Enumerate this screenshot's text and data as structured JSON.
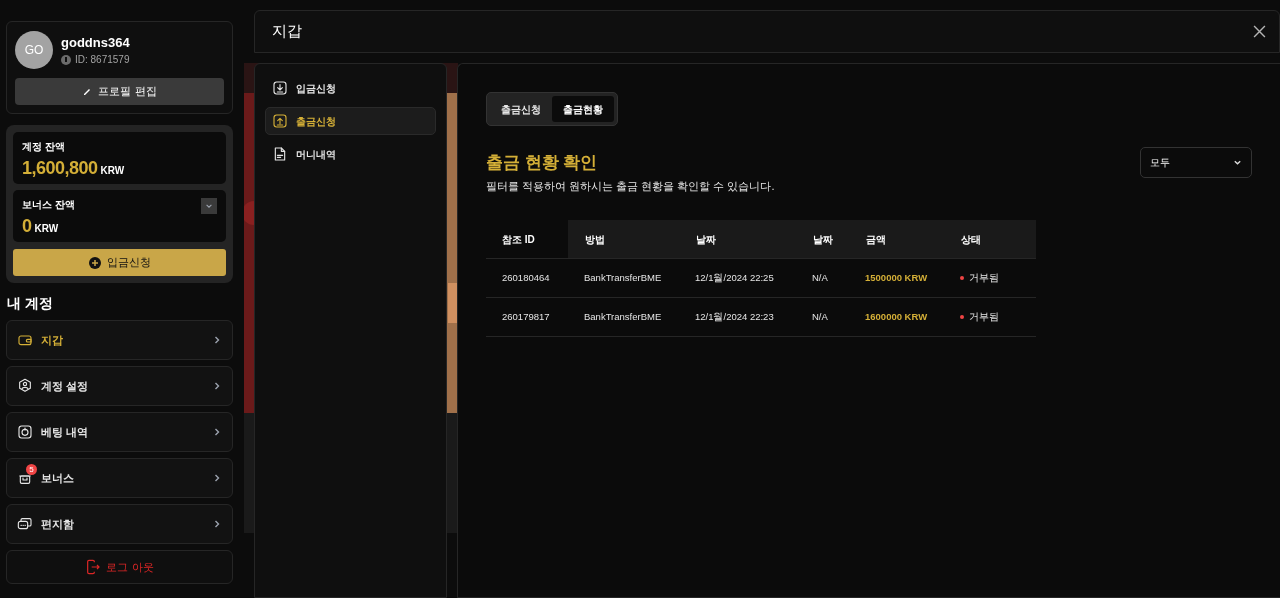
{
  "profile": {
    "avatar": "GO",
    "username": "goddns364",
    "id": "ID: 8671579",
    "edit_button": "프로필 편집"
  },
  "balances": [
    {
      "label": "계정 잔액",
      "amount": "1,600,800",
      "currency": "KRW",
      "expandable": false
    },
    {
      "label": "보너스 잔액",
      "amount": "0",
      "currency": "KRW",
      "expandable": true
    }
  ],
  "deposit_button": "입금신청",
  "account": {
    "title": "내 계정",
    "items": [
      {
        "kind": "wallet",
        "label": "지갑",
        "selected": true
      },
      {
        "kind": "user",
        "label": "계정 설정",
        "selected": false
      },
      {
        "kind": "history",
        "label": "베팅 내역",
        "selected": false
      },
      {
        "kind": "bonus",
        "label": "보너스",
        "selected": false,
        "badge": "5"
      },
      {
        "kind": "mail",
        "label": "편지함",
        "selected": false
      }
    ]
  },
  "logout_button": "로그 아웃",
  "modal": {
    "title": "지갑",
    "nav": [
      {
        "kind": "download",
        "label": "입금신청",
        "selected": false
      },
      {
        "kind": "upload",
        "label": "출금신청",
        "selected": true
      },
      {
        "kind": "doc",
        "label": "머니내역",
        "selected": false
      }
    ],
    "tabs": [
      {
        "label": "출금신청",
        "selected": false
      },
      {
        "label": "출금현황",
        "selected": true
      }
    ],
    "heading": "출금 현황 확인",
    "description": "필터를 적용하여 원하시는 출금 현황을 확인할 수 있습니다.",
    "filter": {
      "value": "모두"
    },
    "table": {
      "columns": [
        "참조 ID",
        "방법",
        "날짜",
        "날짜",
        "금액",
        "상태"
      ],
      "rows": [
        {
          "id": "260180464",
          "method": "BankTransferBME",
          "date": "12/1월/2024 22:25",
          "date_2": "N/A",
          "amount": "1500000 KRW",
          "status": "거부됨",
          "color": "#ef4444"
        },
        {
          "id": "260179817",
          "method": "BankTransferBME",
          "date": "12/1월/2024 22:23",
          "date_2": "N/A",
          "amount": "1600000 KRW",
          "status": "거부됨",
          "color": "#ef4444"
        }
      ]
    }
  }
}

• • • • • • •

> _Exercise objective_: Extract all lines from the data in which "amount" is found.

> _Result_:
      "amount": "1,600,800",
      "amount": "0",
          "amount": "1500000 KRW",
          "amount": "1600000 KRW",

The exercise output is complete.